In a move similar to the Kansas City Council, St. Louis Mayor Tishaura Jones recently signed an executive order ensuring the city adopts policies to support the transgender community. That order directs the city’s Department of Health to coordinate the “collection and dissemination” of “medically accurate” information on gender-affirming care, including how and where residents may access such services — which, for some, includes seeking treatment outside of Missouri.

Although doctors may not prescribe such treatments to minors in state, Jones’s executive order rests on the premise that the law signed by Parson doesn’t restrict providing information about gender-affirming care, or assisting others in traveling outside of Missouri to receive such treatments. Proponents of the order argue that the dissemination of such information is considered a form of free speech, which would be protected by the First Amendment to the U.S. Constitution.

Support Metro Weekly’s Journalism

These are challenging times for news organizations. And yet it’s crucial we stay active and provide vital resources and information to both our local readers and the world.
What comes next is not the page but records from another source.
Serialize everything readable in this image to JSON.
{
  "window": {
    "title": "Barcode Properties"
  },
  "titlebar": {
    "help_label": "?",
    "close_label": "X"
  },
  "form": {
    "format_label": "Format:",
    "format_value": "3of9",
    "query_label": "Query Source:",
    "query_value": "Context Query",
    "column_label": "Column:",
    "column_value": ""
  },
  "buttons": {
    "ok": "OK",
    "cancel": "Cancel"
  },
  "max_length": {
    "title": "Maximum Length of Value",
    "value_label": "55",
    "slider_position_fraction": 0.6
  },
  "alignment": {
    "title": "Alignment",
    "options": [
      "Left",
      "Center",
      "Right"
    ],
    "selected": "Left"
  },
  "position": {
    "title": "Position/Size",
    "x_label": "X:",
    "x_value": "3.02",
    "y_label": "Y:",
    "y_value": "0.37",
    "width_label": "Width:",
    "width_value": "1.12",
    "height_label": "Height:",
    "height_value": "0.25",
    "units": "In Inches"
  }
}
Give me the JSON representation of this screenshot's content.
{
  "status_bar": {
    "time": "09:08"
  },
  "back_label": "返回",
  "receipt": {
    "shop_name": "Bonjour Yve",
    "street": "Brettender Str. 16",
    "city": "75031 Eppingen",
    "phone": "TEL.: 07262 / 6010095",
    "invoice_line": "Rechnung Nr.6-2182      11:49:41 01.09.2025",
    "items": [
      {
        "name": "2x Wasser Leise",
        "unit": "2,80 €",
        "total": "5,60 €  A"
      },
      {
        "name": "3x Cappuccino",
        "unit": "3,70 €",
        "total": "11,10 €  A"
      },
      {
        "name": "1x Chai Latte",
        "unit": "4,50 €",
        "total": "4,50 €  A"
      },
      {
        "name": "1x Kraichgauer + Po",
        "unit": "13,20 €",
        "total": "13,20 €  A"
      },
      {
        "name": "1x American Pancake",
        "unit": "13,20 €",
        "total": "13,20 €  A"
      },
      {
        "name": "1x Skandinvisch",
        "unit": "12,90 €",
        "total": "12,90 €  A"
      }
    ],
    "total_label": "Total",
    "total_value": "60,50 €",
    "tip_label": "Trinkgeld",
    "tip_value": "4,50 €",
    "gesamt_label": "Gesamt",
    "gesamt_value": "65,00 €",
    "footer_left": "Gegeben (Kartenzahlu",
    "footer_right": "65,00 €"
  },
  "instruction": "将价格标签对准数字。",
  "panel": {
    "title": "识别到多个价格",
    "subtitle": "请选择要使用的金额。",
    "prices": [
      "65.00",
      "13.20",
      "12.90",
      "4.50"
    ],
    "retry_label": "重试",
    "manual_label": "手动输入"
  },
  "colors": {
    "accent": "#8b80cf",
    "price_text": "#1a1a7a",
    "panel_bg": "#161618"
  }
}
So won’t you please take a moment and consider supporting Metro Weekly with a membership? For as little as $5 a month, you can help ensure Metro Weekly magazine and remain free, viable resources as we provide the best, most diverse, culturally-resonant LGBTQ coverage in both the D.C. region and around the world. Memberships come with exclusive perks and discounts, your own personal digital delivery of each week’s magazine (and an archive), access to our Member's Lounge when it launches this fall, and exclusive members-only items like Metro Weekly Membership Mugs and Tote Bags! Check out all our membership levels here and please join us today!